▶ [Materials provided]
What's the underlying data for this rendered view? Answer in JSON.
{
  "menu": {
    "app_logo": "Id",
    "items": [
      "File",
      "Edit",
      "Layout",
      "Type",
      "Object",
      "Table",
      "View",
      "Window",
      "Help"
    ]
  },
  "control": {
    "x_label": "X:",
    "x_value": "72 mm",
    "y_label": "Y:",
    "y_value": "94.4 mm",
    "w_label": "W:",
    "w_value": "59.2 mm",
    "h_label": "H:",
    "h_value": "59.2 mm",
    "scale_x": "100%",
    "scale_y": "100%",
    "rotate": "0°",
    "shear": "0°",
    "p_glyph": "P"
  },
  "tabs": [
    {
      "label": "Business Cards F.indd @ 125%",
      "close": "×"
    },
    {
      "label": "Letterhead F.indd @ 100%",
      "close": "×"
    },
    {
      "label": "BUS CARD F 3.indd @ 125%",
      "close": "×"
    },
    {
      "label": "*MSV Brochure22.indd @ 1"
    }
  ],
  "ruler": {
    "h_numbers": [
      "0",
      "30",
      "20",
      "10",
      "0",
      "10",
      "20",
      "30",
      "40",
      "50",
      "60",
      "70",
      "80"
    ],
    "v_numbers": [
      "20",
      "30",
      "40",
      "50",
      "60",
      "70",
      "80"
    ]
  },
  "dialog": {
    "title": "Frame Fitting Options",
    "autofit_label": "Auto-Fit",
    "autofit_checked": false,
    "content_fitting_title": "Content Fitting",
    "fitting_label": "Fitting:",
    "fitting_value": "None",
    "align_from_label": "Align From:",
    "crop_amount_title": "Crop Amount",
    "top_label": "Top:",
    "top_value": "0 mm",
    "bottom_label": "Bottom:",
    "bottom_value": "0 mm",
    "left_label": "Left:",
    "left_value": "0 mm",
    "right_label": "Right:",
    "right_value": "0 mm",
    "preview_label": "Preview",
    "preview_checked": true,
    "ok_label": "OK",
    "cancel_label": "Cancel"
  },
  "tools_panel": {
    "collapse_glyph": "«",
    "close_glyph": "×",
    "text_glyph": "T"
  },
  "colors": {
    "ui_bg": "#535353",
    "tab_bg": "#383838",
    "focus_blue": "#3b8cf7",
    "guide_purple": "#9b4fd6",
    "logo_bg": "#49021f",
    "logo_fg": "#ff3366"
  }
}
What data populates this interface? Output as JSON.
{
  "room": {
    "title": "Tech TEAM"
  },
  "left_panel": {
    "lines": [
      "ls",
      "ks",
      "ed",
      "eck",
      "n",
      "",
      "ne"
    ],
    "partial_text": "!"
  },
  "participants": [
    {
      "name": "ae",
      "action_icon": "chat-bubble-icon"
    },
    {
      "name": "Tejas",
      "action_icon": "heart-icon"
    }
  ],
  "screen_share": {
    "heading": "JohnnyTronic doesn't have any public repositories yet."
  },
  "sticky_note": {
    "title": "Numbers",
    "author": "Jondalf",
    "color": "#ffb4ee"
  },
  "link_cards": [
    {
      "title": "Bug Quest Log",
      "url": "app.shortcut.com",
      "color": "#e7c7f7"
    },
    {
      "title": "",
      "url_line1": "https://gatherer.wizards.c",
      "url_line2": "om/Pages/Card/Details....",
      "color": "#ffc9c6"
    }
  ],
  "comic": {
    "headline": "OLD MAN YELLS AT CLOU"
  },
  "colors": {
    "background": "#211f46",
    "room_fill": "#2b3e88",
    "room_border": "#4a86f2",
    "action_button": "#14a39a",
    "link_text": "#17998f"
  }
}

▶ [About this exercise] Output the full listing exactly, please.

▶ [Output of the task]
What's the underlying data for this rendered view? Answer in JSON.
{
  "menu": {
    "app_logo": "Id",
    "items": [
      "File",
      "Edit",
      "Layout",
      "Type",
      "Object",
      "Table",
      "View",
      "Window",
      "Help"
    ]
  },
  "control": {
    "x_label": "X:",
    "x_value": "72 mm",
    "y_label": "Y:",
    "y_value": "94.4 mm",
    "w_label": "W:",
    "w_value": "59.2 mm",
    "h_label": "H:",
    "h_value": "59.2 mm",
    "scale_x": "100%",
    "scale_y": "100%",
    "rotate": "0°",
    "shear": "0°",
    "p_glyph": "P"
  },
  "tabs": [
    {
      "label": "Business Cards F.indd @ 125%",
      "close": "×"
    },
    {
      "label": "Letterhead F.indd @ 100%",
      "close": "×"
    },
    {
      "label": "BUS CARD F 3.indd @ 125%",
      "close": "×"
    },
    {
      "label": "*MSV Brochure22.indd @ 1"
    }
  ],
  "ruler": {
    "h_numbers": [
      "0",
      "30",
      "20",
      "10",
      "0",
      "10",
      "20",
      "30",
      "40",
      "50",
      "60",
      "70",
      "80"
    ],
    "v_numbers": [
      "20",
      "30",
      "40",
      "50",
      "60",
      "70",
      "80"
    ]
  },
  "dialog": {
    "title": "Frame Fitting Options",
    "autofit_label": "Auto-Fit",
    "autofit_checked": false,
    "content_fitting_title": "Content Fitting",
    "fitting_label": "Fitting:",
    "fitting_value": "None",
    "align_from_label": "Align From:",
    "crop_amount_title": "Crop Amount",
    "top_label": "Top:",
    "top_value": "0 mm",
    "bottom_label": "Bottom:",
    "bottom_value": "0 mm",
    "left_label": "Left:",
    "left_value": "0 mm",
    "right_label": "Right:",
    "right_value": "0 mm",
    "preview_label": "Preview",
    "preview_checked": true,
    "ok_label": "OK",
    "cancel_label": "Cancel"
  },
  "tools_panel": {
    "collapse_glyph": "«",
    "close_glyph": "×",
    "text_glyph": "T"
  },
  "colors": {
    "ui_bg": "#535353",
    "tab_bg": "#383838",
    "focus_blue": "#3b8cf7",
    "guide_purple": "#9b4fd6",
    "logo_bg": "#49021f",
    "logo_fg": "#ff3366"
  }
}
What data populates this interface? Output as JSON.
{
  "room": {
    "title": "Tech TEAM"
  },
  "left_panel": {
    "lines": [
      "ls",
      "ks",
      "ed",
      "eck",
      "n",
      "",
      "ne"
    ],
    "partial_text": "!"
  },
  "participants": [
    {
      "name": "ae",
      "action_icon": "chat-bubble-icon"
    },
    {
      "name": "Tejas",
      "action_icon": "heart-icon"
    }
  ],
  "screen_share": {
    "heading": "JohnnyTronic doesn't have any public repositories yet."
  },
  "sticky_note": {
    "title": "Numbers",
    "author": "Jondalf",
    "color": "#ffb4ee"
  },
  "link_cards": [
    {
      "title": "Bug Quest Log",
      "url": "app.shortcut.com",
      "color": "#e7c7f7"
    },
    {
      "title": "",
      "url_line1": "https://gatherer.wizards.c",
      "url_line2": "om/Pages/Card/Details....",
      "color": "#ffc9c6"
    }
  ],
  "comic": {
    "headline": "OLD MAN YELLS AT CLOU"
  },
  "colors": {
    "background": "#211f46",
    "room_fill": "#2b3e88",
    "room_border": "#4a86f2",
    "action_button": "#14a39a",
    "link_text": "#17998f"
  }
}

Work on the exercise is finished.